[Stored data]
= = = = =

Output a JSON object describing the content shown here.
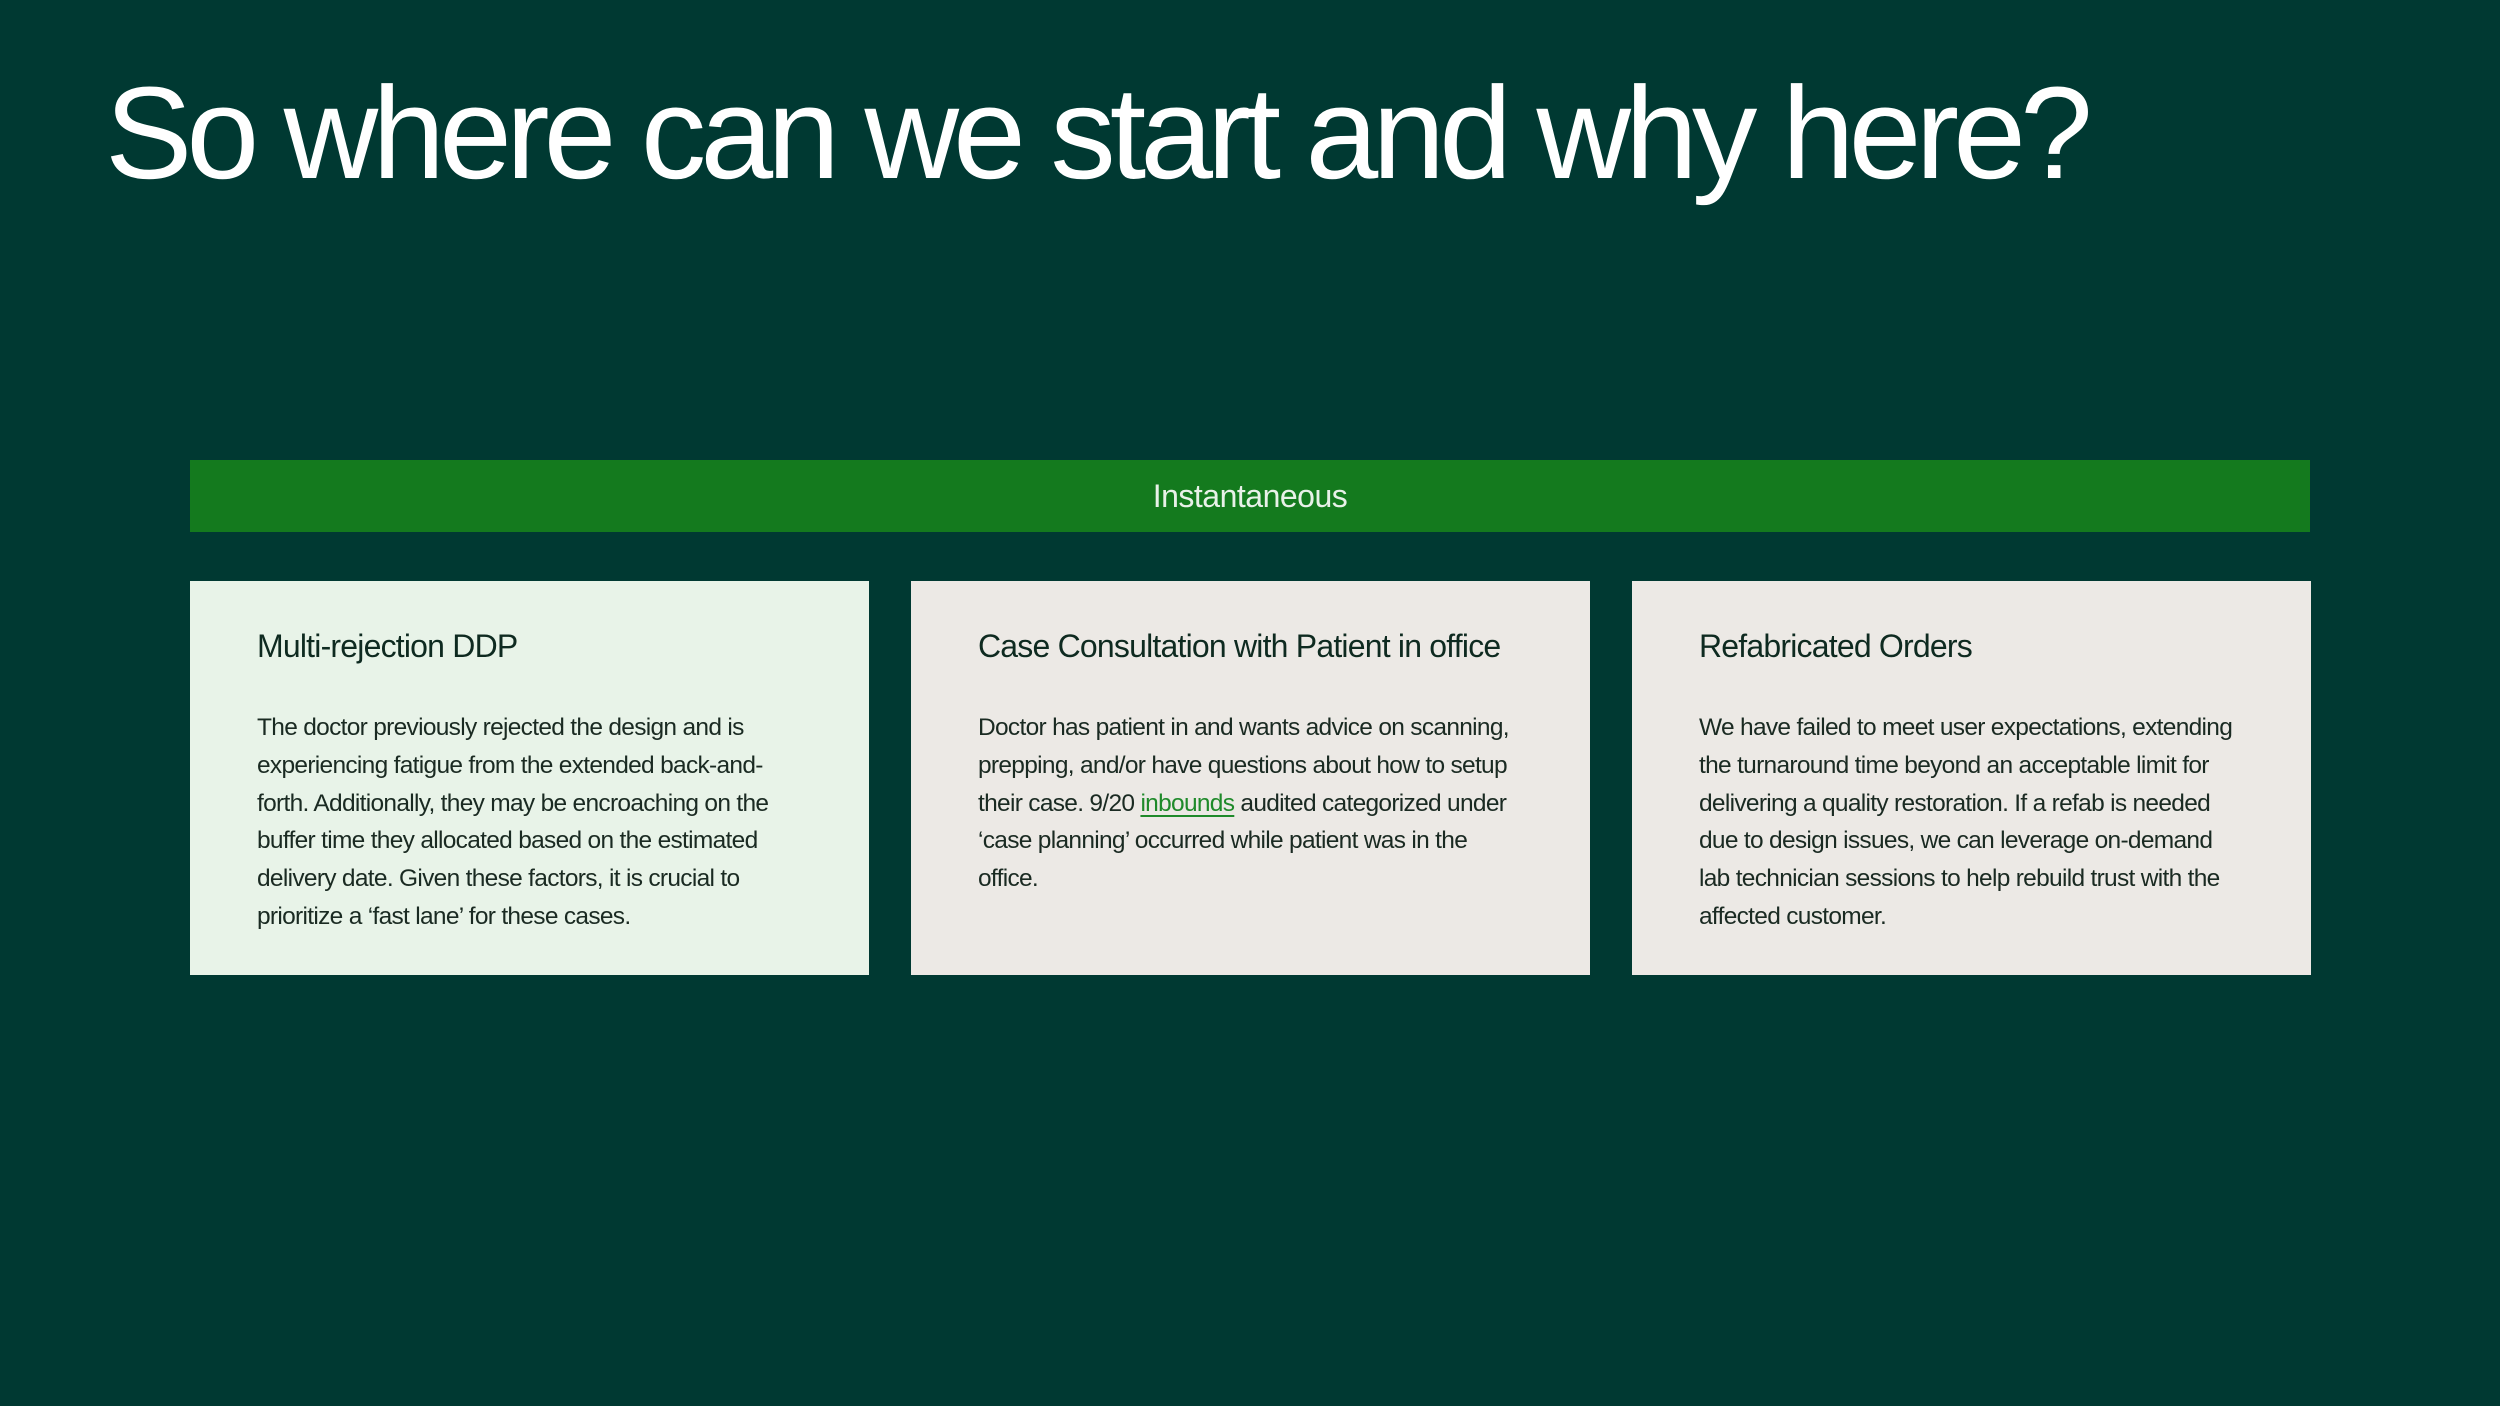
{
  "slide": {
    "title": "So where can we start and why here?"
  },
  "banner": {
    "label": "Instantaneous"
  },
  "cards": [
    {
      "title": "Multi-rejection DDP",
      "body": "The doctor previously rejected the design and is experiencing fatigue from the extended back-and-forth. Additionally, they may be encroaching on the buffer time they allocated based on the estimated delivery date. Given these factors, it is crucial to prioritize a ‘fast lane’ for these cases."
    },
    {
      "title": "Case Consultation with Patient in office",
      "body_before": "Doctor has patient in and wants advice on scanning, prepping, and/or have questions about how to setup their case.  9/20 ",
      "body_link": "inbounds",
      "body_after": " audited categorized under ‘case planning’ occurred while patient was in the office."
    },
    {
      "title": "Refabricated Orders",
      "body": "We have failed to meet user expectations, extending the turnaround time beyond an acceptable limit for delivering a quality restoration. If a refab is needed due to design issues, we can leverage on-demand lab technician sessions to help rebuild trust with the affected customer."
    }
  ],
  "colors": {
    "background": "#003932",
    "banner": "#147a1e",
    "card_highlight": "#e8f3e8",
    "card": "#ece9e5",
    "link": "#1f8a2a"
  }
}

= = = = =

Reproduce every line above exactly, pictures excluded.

Solution to this exercise:
Output a JSON object describing the content shown here.
{
  "slide": {
    "title": "So where can we start and why here?"
  },
  "banner": {
    "label": "Instantaneous"
  },
  "cards": [
    {
      "title": "Multi-rejection DDP",
      "body": "The doctor previously rejected the design and is experiencing fatigue from the extended back-and-forth. Additionally, they may be encroaching on the buffer time they allocated based on the estimated delivery date. Given these factors, it is crucial to prioritize a ‘fast lane’ for these cases."
    },
    {
      "title": "Case Consultation with Patient in office",
      "body_before": "Doctor has patient in and wants advice on scanning, prepping, and/or have questions about how to setup their case.  9/20 ",
      "body_link": "inbounds",
      "body_after": " audited categorized under ‘case planning’ occurred while patient was in the office."
    },
    {
      "title": "Refabricated Orders",
      "body": "We have failed to meet user expectations, extending the turnaround time beyond an acceptable limit for delivering a quality restoration. If a refab is needed due to design issues, we can leverage on-demand lab technician sessions to help rebuild trust with the affected customer."
    }
  ],
  "colors": {
    "background": "#003932",
    "banner": "#147a1e",
    "card_highlight": "#e8f3e8",
    "card": "#ece9e5",
    "link": "#1f8a2a"
  }
}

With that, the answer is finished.